DIRECTOR: Trey Edward Shults

CAST: Joel Edgerton, Christopher Abbott, Carmen Ejogo, Kelvin Harrison Jr., Riley Keough, Griffin Robert Faulkner, David Pendleton, Chase Joliet, Mick O’Rourke



BASICALLY…: In the wake of a deadly virus epidemic, two families share a house with strict restrictions to prevent the virus from infecting them, but it’s not long before individual paranoias come to the surface…


You’ve probably noticed that there isn’t a trailer on this page for It Comes At Night.

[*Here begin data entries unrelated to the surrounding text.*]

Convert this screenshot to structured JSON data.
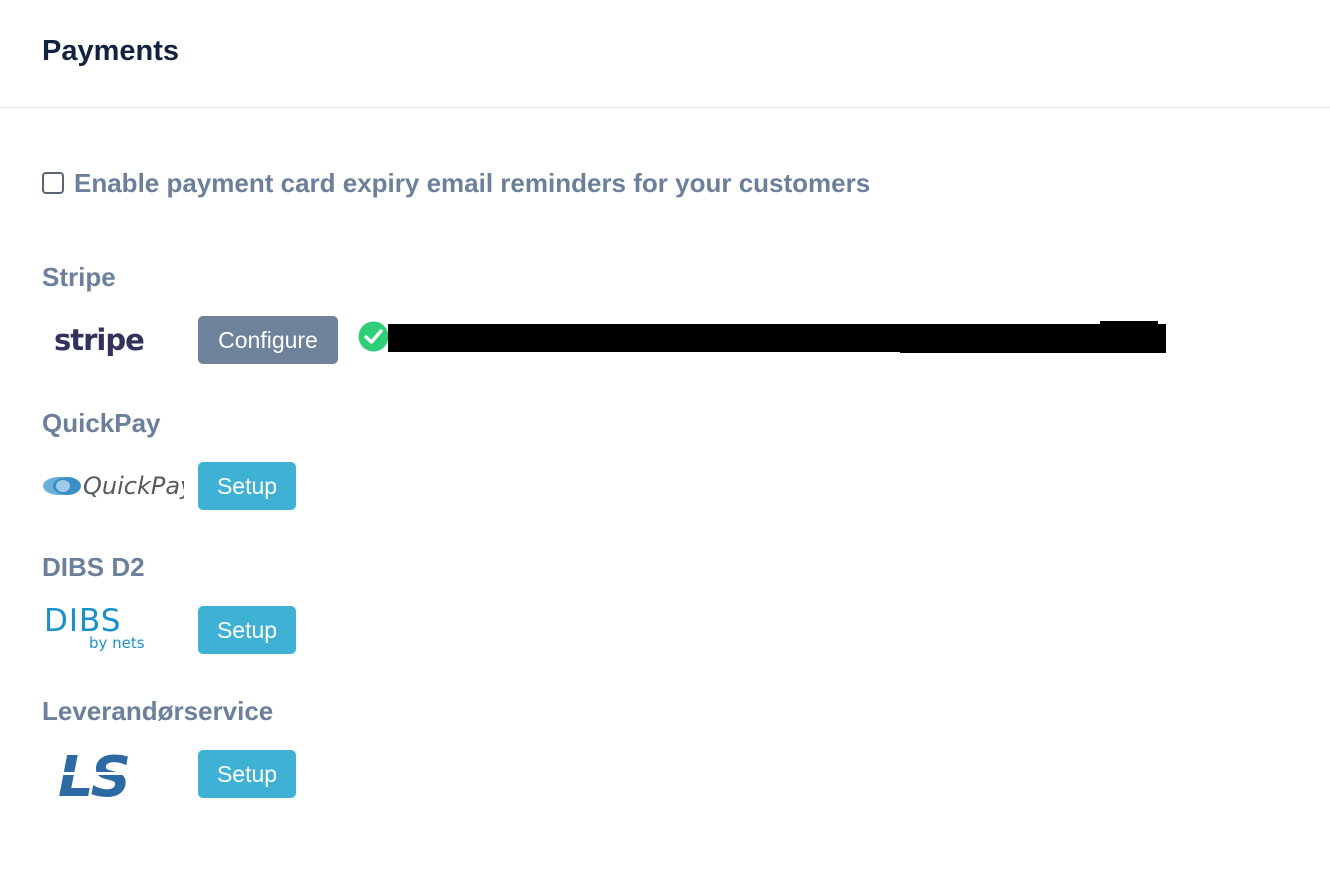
{
  "page": {
    "title": "Payments"
  },
  "reminder": {
    "checked": false,
    "label": "Enable payment card expiry email reminders for your customers"
  },
  "providers": [
    {
      "title": "Stripe",
      "logo_text": "stripe",
      "button_label": "Configure",
      "connected": true,
      "status_color": "#2fce79"
    },
    {
      "title": "QuickPay",
      "logo_text": "QuickPay",
      "button_label": "Setup"
    },
    {
      "title": "DIBS D2",
      "logo_text": "DIBS",
      "logo_subtext": "by nets",
      "button_label": "Setup"
    },
    {
      "title": "Leverandørservice",
      "logo_text": "LS",
      "button_label": "Setup"
    }
  ],
  "colors": {
    "configure_button": "#6f829b",
    "setup_button": "#3fb1d4",
    "section_title": "#6c809c",
    "page_title": "#12233f"
  }
}
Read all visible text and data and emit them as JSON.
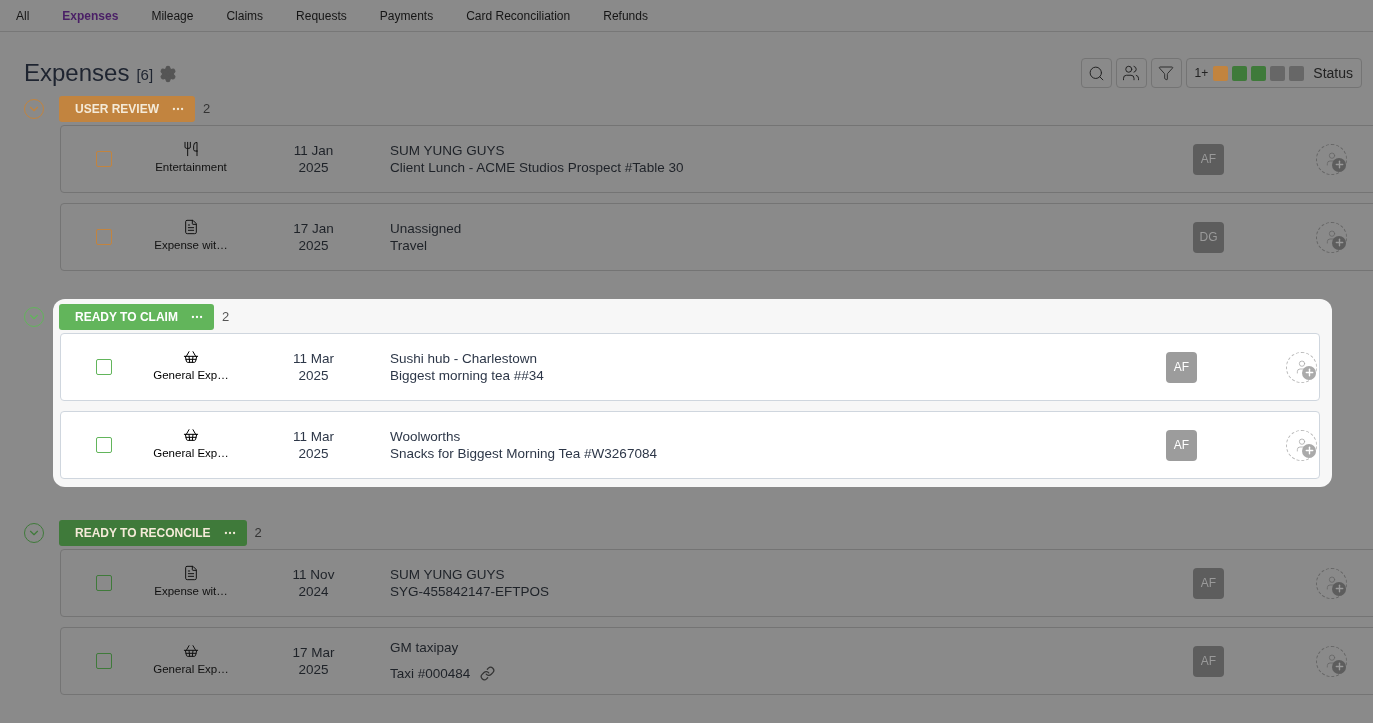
{
  "tabs": [
    {
      "label": "All",
      "selected": false
    },
    {
      "label": "Expenses",
      "selected": true
    },
    {
      "label": "Mileage",
      "selected": false
    },
    {
      "label": "Claims",
      "selected": false
    },
    {
      "label": "Requests",
      "selected": false
    },
    {
      "label": "Payments",
      "selected": false
    },
    {
      "label": "Card Reconciliation",
      "selected": false
    },
    {
      "label": "Refunds",
      "selected": false
    }
  ],
  "header": {
    "title": "Expenses",
    "count": "[6]",
    "status_filter": {
      "prefix": "1+",
      "label": "Status",
      "swatches": [
        {
          "color": "#c2843f"
        },
        {
          "color": "#3f7a3a"
        },
        {
          "color": "#3f7a3a"
        },
        {
          "color": "#676767"
        },
        {
          "color": "#676767"
        }
      ]
    }
  },
  "groups": [
    {
      "label": "USER REVIEW",
      "count": "2",
      "color": "#c2843f",
      "highlighted": false,
      "expanded": true,
      "rows": [
        {
          "kind": "cutlery",
          "category": "Entertainment",
          "date_day": "11 Jan",
          "date_year": "2025",
          "title": "SUM YUNG GUYS",
          "subtitle": "Client Lunch - ACME Studios Prospect #Table 30",
          "linked": false,
          "assignee": "AF",
          "checked": false
        },
        {
          "kind": "receipt",
          "category": "Expense wit…",
          "date_day": "17 Jan",
          "date_year": "2025",
          "title": "Unassigned",
          "subtitle": "Travel",
          "linked": false,
          "assignee": "DG",
          "checked": false
        }
      ]
    },
    {
      "label": "READY TO CLAIM",
      "count": "2",
      "color": "#62b55b",
      "highlighted": true,
      "expanded": true,
      "rows": [
        {
          "kind": "basket",
          "category": "General Exp…",
          "date_day": "11 Mar",
          "date_year": "2025",
          "title": "Sushi hub - Charlestown",
          "subtitle": "Biggest morning tea ##34",
          "linked": false,
          "assignee": "AF",
          "checked": false
        },
        {
          "kind": "basket",
          "category": "General Exp…",
          "date_day": "11 Mar",
          "date_year": "2025",
          "title": "Woolworths",
          "subtitle": "Snacks for Biggest Morning Tea #W3267084",
          "linked": false,
          "assignee": "AF",
          "checked": false
        }
      ]
    },
    {
      "label": "READY TO RECONCILE",
      "count": "2",
      "color": "#3f7a3a",
      "highlighted": false,
      "expanded": true,
      "rows": [
        {
          "kind": "receipt",
          "category": "Expense wit…",
          "date_day": "11 Nov",
          "date_year": "2024",
          "title": "SUM YUNG GUYS",
          "subtitle": "SYG-455842147-EFTPOS",
          "linked": false,
          "assignee": "AF",
          "checked": false
        },
        {
          "kind": "basket",
          "category": "General Exp…",
          "date_day": "17 Mar",
          "date_year": "2025",
          "title": "GM taxipay",
          "subtitle": "Taxi #000484",
          "linked": true,
          "assignee": "AF",
          "checked": false
        }
      ]
    }
  ]
}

Well, there’s a simple enough reason for there not being one: it’s an incredibly misleading piece of marketing, and does not really represent the ideas and overall tone of the actual film, so when talking about the movie itself it’s best to keep it as far away from its main advertising as much as possible, because one quick play of it and you’ll be thinking you’re going to get a completely different film than what you’re actually seeing.

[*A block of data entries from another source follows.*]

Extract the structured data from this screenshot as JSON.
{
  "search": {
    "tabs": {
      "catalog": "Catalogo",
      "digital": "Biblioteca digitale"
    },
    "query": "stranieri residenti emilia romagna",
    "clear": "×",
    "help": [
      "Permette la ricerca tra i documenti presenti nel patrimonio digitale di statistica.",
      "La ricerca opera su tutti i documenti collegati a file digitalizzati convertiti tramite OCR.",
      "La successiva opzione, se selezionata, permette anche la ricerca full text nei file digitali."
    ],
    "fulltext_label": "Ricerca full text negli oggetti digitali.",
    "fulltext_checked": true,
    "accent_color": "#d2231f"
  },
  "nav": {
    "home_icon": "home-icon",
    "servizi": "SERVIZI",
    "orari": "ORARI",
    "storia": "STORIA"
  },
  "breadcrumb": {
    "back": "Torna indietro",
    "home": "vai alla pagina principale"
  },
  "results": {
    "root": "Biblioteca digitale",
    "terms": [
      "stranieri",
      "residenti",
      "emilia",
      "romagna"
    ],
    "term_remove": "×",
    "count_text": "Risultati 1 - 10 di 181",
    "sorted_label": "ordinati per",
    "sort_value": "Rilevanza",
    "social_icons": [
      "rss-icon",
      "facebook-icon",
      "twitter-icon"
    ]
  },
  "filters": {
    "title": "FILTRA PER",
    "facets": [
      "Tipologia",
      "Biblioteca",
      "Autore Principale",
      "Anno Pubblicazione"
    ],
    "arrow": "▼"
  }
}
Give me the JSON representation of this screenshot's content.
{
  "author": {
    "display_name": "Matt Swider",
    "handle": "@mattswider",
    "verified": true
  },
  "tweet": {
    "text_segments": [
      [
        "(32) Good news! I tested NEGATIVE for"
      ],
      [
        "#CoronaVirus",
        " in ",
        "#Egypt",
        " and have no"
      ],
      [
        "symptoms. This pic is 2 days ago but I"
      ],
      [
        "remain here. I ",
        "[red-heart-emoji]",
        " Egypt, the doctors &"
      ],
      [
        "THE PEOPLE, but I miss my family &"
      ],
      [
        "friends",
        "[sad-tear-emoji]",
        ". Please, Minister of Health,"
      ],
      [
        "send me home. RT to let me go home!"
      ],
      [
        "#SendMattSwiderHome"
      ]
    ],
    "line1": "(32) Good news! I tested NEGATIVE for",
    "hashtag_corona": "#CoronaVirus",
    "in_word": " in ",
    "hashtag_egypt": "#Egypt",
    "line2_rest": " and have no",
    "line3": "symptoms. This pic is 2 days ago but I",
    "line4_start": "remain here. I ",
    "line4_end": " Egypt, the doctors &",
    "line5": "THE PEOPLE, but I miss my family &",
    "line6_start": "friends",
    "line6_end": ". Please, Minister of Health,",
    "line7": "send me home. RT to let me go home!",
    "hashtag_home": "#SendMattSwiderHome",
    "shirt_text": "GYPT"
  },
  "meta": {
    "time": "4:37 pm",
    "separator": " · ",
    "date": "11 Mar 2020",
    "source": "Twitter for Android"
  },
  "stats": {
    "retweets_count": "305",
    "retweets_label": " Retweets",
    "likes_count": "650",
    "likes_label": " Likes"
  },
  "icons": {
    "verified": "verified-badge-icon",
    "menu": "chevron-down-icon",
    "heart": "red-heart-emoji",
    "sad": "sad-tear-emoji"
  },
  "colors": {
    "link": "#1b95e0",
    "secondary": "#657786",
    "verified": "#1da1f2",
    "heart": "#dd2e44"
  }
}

That’s been one of the biggest complaints with audiences towards this film; while it’s got a solid 88% critic’s score on Rotten Tomatoes, the audience score is a much less 44%, and it’s even received a D grading on CinemaScore which is where the public tends to give their own opinions (just for comparison, King Arthur: Legend of the Sword received a B+ on the site – yikes). YouTube critic Chris Stuckmann has devoted an entire video to the differing reactions between critics and audiences, and he makes a strong case for the film’s misleading advertising being the cause of it, which positions it as more of a monster movie with the “it” of the title being some kind of demonic entity or something, but in reality it’s something much more subtle and grounded, which may have put off those who were hyped by those trailers (incidentally, check out that video below, but be warned: it contains heavy spoilers).

As for whether the film’s oddly misleading trailers affected my own experience with the film, I at least had the advantage of knowing that what I was getting into was nothing like what the promos were teasing, so I went in just curious to see what the film was like on its own merits, and while there’s lots of stuff to pick apart with this movie, there’s also a ton of interesting and innovative things worth discussing about it, particularly how it uses cinematography and atmosphere to build all kinds of tension far more subtly than many other horror films like it.

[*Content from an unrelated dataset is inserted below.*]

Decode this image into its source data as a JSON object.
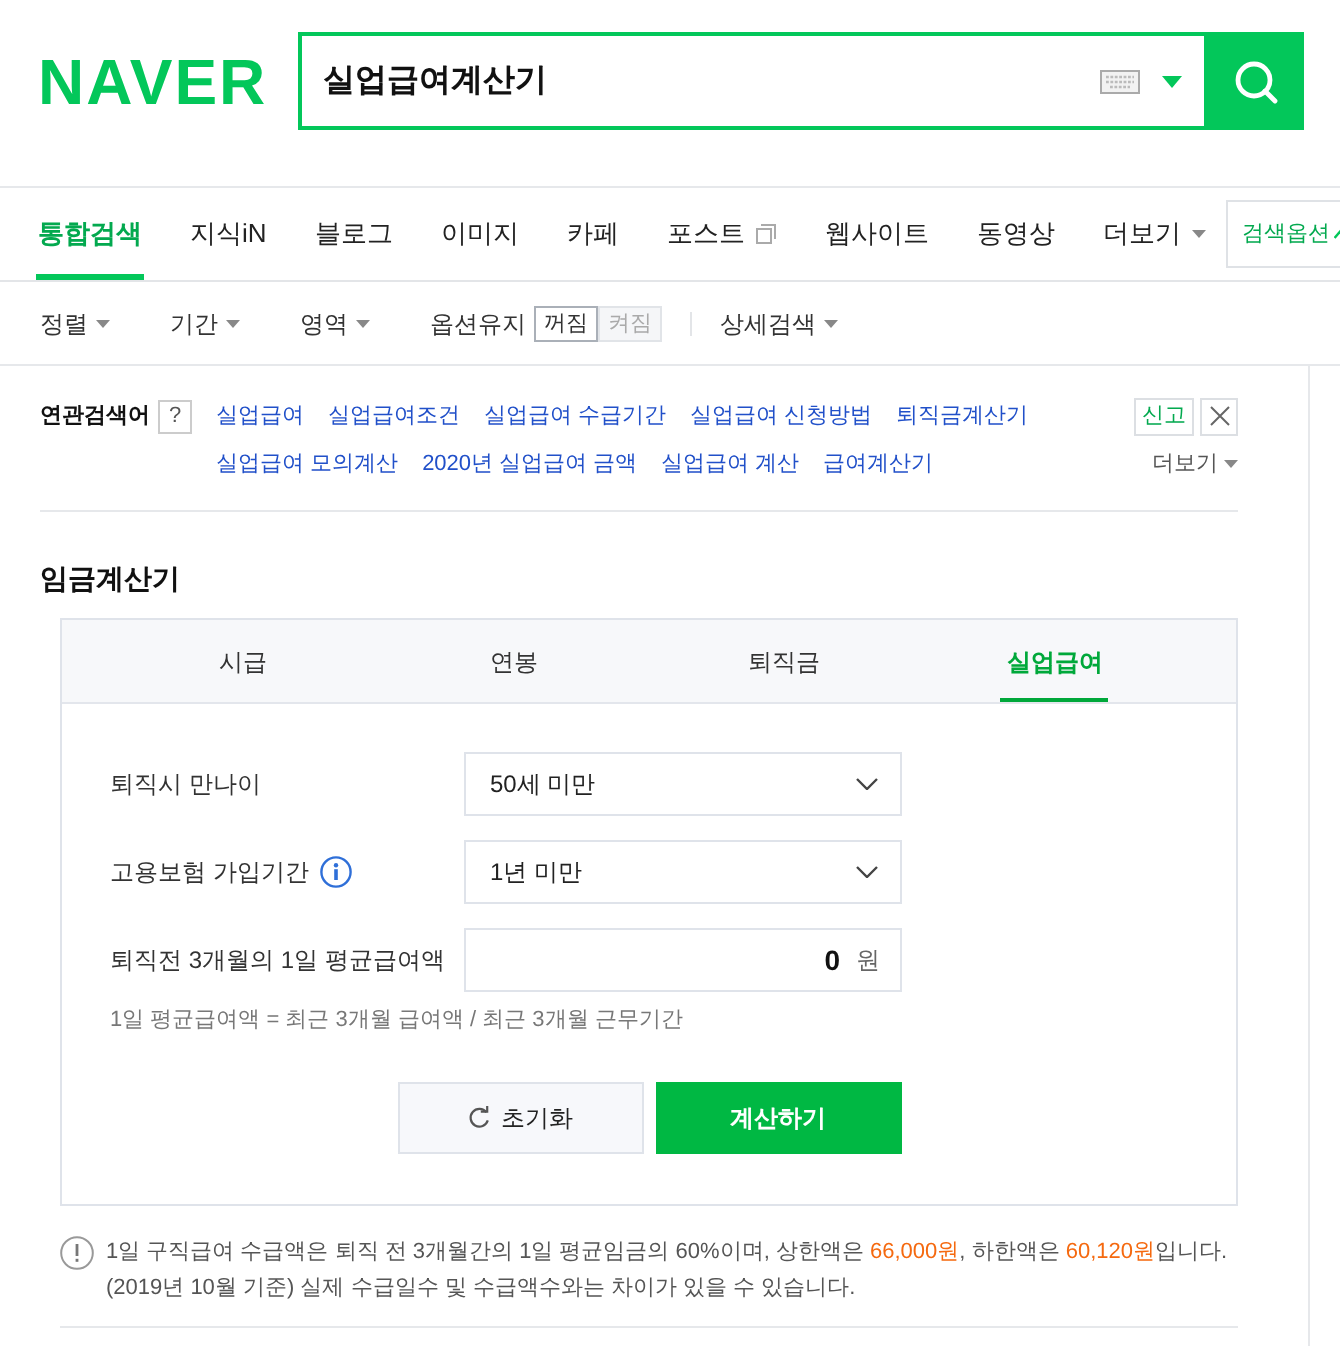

The set-up is that a mysterious airborne virus has plagued the outside world, and family man Paul (Joel Edgerton) has secluded himself, his wife Sarah (Carmen Ejogo) and their teenage son Travis (Kelvin Harrison Jr.) in a large house in the middle of the woods, where they must wear gas marks when going outside, and must abide to strict regulations about going out after dark. They soon come across an apparently uninfected man named Will (Christopher Abbott), who pleads with Paul to allow him and his own family, including wife Kim (Riley Keough) and their young son Andrew (Griffin Robert Faulkner), to stay in the house away from the deadly outdoors. At first, both families seem to get along fine, but soon their individual paranoias start to get the best of them, and soon everyone is embroiled in a battle of the soul to keep things safe.

What really stands out in this movie is the cinematography, which uses the dark atmosphere of this house and part of the outside areas to build a kind of tension that doesn’t necessarily require a lot of follow-up, which suits this movie fine because there’s scarcely any explanation of what is actually happening in the world and why certain characters are acting the way that they are. There are long, ominous shots of almost pitch-black hallways and rooms where almost anything could jump out at you, and while almost nothing ever does the feeling is always there that it could definitely happen at any given moment, and the tight close-ups on people’s faces really make you feel a lot more uncomfortable as you can sense that they’re debating whether or not to go through with some extremely radical choices in just their facial expressions. An interesting thing that director Trey Edward Shults does whenever there is a dream sequence is to change the aspect ratio from 2:40 to 2:75, which highlights the different realm of reality that we are currently experiencing, though it is entirely understandable if audiences feel distracted by that and feel like it takes away some of the tension. One thing they cannot disagree on, however, is that the cinematography is rather outstanding in this, and very smartly used to build the right amount of tension.

The performances are solid, with Joel Edgerton being especially strong here as this ordinary man forced into this tough situation, and like I said the cinematography is worth the ticket price alone, but this is the kind of film that will leave you feeling a bit dissatisfied from its lack of answers to the incredibly vague things happening around them. It’s like the first Purge movie, which sets up this intriguing concept but decides to go for a much simpler home invasion plot instead; with this, you want to learn more about the virus that has seemingly doomed humanity, but you’re never given a chance to do so, and you’re just stuck with this beautifully shot psychological horror that could have done a bit more with its set-up to leave audiences feeling more satisfied than they were. For the most part, though, I’m glad that I saw It Comes At Night, but you might want to know exactly what you’re getting into before you go and see it.


It Comes At Night features some dazzling cinematography that builds tension in a much more subtle way than other films like it, as well as some strong performances including from Joel Edgerton, but it’s easy to see why audience reactions are far more muted than critics’ because there’s a lot of vagueness to the set-up that’s never fully explored and tends to leave you a bit cold and dissatisfied.